A new Canadian study adds fuel to the perception that alcohol abuse worsens the farther north one travels.
Binge drinking is on the rise in Canada and northern people of the Northwest Territories and Nunavut are the heaviest drinkers in the country, according to a 2011 Canadian Community Health Survey that defined binge drinking as consuming five or more drinks at a time, at least once a month.
In the latest survey by Statistics Canada, 19 per cent of Canadians surveyed said they were heavy drinkers, compared to 17 per cent the previous year. That 2011 survey pegs the Northwest Territories with the highest rate of binge drinkers at 31 percent.
The results were nothing new.
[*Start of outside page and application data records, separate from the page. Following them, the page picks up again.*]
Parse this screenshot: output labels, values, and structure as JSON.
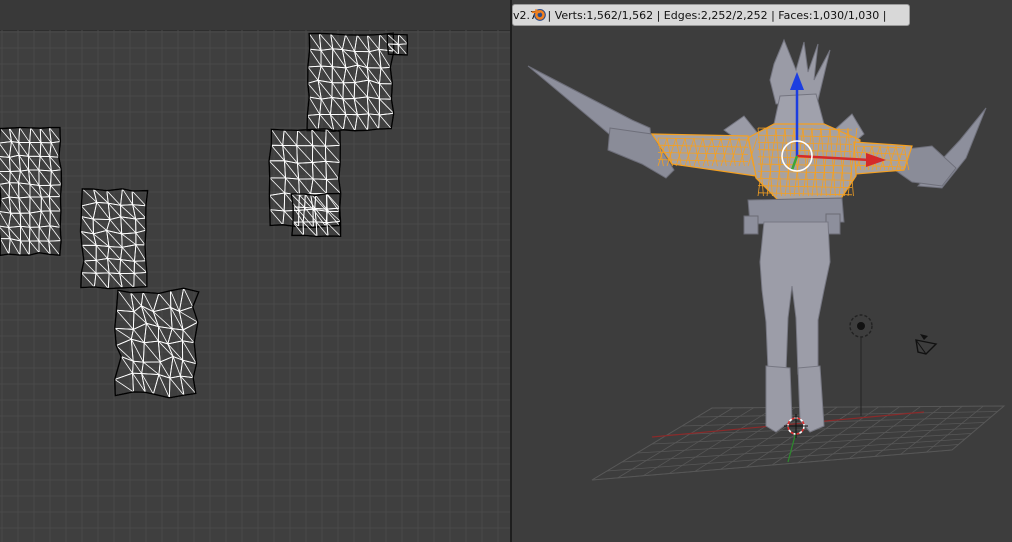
{
  "app": {
    "name": "Blender"
  },
  "info_header": {
    "stats": "v2.75 | Verts:1,562/1,562 | Edges:2,252/2,252 | Faces:1,030/1,030 |"
  },
  "colors": {
    "uv_background": "#3f3f3f",
    "viewport_background": "#3d3d3d",
    "selection_orange": "#f5a020",
    "mesh_grey": "#9a9ba6",
    "axis_x_red": "#d42a2a",
    "axis_y_green": "#3aa636",
    "axis_z_blue": "#1c3ee0"
  },
  "icons": [
    "blender-logo-icon",
    "lamp-icon",
    "camera-icon",
    "3d-cursor-icon",
    "manipulator-widget-icon"
  ]
}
“All years of data that we have right now, from 2003 to 2011, it's always been significantly higher than the national average in the Northwest Territories,” said Amanda Wright, of Statistics Canada.
Dana Heide, associate deputy minister of health in the Northwest Territories, agreed that the results were not surprising.
“We have a history in the Northwest Territories in the fallout of residential schools, colonization, the move to a wage-based economy. It’s very much a social dislocation over the past 50 years (that) has been incredible.”
The numbers were high across the north.
In Nunavut, the number of people binge drinking doubled in 2011, from 13 percent to 26 percent. Nunavut has the third highest rate of heavy drinkers, after the Northwest Territories and Newfoundland.
Yukon had the fourth highest in the country.
But, Heide said the Northwest Territories has come a long way since 2003. He said there are more programs now to keep youth on the right track.
“It's about the work that schools are doing in communities. And it's about what communities are doing to generally to increase young people’s attachment to their culture, their language in their communities,” he said.
This story is posted on Alaska Dispatch as part of Eye on the Arctic, a collaborative partnership between public and private circumpolar media organizations.